* Problem: Copy out all lines in the data below containing the string "history".

Data records for software interfaces:

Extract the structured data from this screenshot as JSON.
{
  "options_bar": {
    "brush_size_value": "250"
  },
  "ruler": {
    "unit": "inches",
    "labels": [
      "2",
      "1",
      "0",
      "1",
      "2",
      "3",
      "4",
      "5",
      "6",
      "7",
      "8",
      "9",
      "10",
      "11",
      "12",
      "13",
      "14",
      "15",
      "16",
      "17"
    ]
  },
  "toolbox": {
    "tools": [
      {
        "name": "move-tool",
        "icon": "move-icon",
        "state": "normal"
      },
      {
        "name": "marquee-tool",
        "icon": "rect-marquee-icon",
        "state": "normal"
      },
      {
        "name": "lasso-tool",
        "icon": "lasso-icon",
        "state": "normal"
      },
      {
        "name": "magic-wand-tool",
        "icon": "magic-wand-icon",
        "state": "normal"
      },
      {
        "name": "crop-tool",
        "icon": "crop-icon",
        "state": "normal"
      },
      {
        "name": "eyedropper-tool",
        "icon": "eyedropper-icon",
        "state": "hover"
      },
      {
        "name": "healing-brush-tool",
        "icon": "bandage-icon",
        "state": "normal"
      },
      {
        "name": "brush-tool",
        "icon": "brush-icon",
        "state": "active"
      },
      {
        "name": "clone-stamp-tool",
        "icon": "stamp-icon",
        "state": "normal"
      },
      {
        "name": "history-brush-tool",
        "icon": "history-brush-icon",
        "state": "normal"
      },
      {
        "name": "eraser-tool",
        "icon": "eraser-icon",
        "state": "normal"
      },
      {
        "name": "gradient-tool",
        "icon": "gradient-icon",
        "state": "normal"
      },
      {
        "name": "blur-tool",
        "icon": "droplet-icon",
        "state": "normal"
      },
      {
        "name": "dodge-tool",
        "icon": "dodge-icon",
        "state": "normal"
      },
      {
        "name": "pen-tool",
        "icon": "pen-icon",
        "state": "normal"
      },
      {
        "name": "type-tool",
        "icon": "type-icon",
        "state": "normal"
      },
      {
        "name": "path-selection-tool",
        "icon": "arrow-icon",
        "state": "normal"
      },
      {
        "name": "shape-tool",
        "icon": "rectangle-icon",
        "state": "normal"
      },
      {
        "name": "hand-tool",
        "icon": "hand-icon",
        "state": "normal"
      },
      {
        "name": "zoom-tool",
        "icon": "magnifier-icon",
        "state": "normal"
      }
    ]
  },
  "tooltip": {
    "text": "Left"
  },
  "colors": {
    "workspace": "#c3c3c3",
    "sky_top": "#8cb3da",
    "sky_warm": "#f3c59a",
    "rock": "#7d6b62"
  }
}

* Result of this exercise:
        "name": "history-brush-tool",
        "icon": "history-brush-icon",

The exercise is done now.